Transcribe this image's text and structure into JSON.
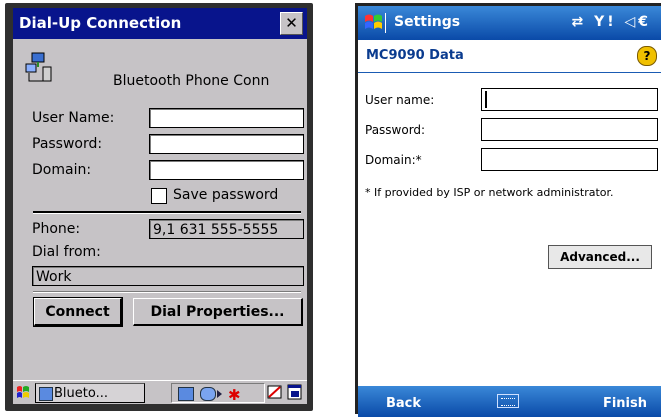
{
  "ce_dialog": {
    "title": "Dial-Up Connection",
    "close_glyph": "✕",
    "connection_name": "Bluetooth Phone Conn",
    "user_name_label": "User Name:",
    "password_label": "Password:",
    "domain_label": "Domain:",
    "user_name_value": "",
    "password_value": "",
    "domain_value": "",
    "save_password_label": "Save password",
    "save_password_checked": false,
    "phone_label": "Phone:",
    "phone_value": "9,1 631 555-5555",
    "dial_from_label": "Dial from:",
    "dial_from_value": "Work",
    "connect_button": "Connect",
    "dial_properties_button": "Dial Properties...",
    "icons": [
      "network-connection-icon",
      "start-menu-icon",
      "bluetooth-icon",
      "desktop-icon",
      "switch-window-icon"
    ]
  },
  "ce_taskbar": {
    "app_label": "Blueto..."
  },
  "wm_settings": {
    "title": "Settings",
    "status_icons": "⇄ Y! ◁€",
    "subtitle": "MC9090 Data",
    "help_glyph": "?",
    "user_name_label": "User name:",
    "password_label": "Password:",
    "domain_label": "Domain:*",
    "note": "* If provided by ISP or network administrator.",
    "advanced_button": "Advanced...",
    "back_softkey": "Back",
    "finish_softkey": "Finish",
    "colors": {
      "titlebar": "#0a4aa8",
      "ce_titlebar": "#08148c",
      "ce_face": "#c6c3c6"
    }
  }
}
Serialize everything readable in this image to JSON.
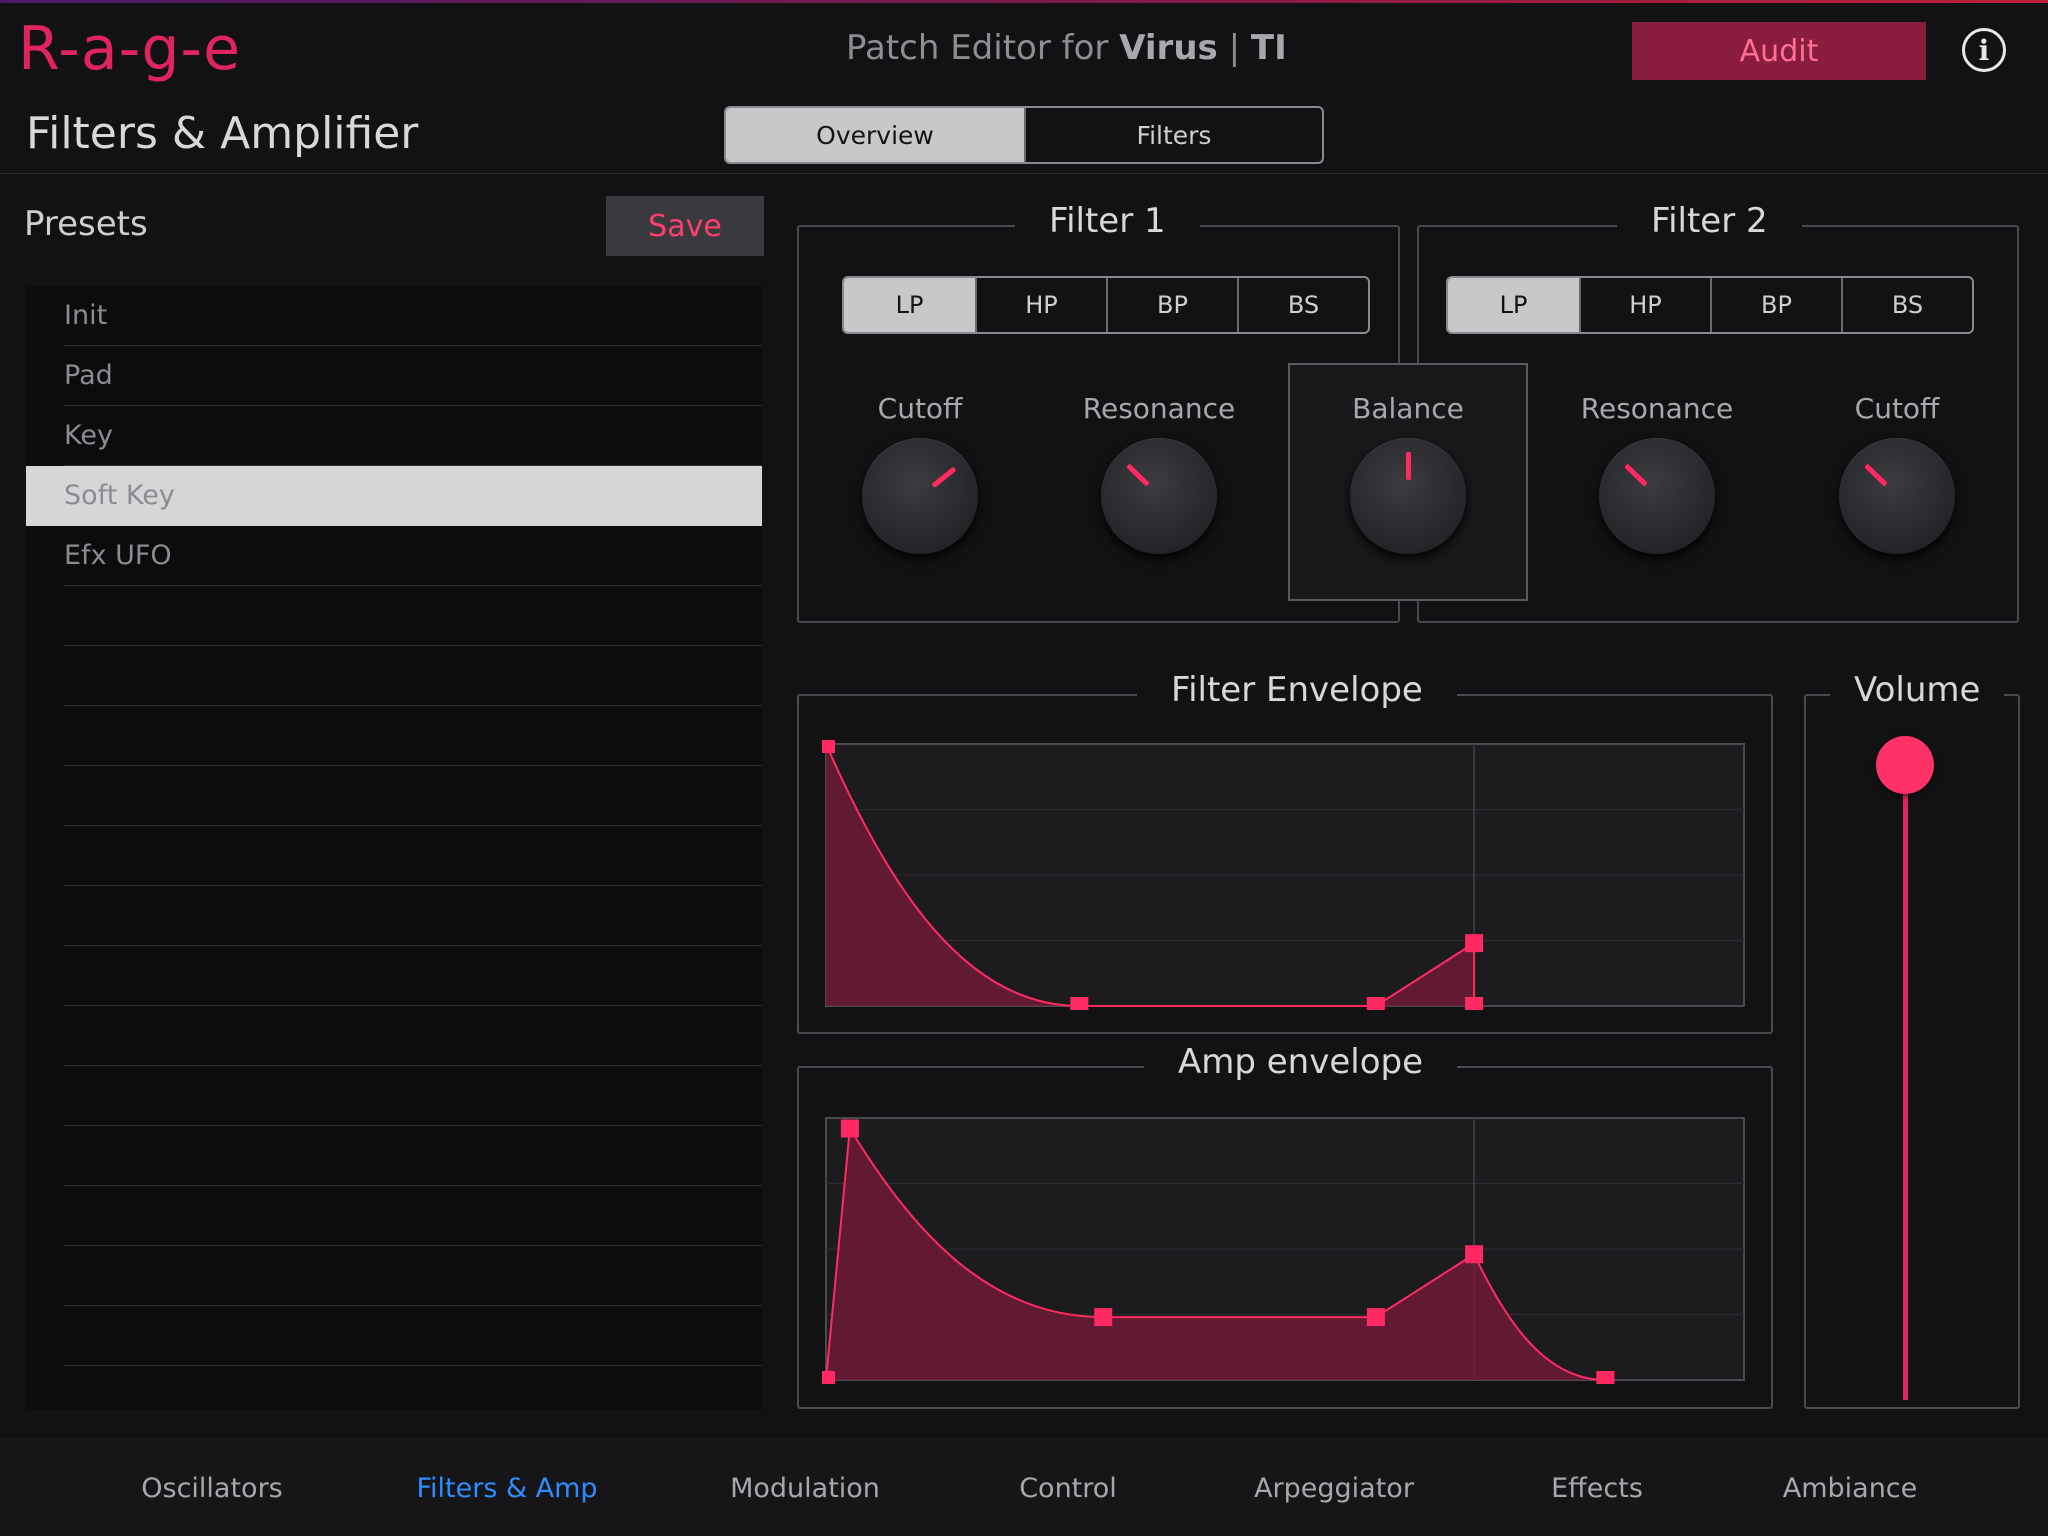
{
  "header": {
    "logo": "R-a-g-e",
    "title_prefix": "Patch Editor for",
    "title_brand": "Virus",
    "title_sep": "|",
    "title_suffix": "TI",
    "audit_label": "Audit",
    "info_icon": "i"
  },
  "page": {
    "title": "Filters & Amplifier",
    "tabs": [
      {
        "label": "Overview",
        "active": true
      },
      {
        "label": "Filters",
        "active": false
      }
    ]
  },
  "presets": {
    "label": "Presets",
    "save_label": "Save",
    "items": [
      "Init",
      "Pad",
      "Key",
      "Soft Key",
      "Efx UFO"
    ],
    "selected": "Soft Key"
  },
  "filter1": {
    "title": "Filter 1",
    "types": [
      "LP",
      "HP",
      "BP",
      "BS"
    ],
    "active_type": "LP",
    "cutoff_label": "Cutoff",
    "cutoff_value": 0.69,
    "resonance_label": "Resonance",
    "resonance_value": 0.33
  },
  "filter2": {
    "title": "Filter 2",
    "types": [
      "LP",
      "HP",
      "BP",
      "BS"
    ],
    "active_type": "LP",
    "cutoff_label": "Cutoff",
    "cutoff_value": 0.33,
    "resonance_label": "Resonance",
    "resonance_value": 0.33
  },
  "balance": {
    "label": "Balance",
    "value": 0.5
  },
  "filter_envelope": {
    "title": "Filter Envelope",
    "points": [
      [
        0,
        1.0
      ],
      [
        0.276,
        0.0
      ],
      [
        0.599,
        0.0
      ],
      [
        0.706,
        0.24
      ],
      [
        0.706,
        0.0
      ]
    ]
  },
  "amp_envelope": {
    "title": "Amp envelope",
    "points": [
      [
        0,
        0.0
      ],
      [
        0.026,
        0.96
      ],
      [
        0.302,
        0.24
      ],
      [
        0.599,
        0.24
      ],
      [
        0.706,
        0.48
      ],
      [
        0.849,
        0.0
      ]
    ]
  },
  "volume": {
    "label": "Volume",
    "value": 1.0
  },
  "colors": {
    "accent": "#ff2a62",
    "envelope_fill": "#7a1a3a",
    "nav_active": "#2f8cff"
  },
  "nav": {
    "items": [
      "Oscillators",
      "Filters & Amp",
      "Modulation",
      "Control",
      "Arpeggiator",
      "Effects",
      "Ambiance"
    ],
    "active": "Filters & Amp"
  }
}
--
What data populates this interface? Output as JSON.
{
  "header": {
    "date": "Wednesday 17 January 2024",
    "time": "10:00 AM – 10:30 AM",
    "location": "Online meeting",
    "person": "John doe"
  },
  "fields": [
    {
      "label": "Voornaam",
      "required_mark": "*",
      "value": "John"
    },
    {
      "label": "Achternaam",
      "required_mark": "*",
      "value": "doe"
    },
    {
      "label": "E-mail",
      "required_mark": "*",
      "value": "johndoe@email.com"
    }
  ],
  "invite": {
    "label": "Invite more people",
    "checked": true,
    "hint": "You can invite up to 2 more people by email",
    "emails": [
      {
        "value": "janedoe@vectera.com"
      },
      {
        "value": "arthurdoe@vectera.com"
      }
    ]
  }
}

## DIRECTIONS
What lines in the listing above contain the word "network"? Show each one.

## RESULT
      "network-connection-icon",
    "note": "* If provided by ISP or network administrator.",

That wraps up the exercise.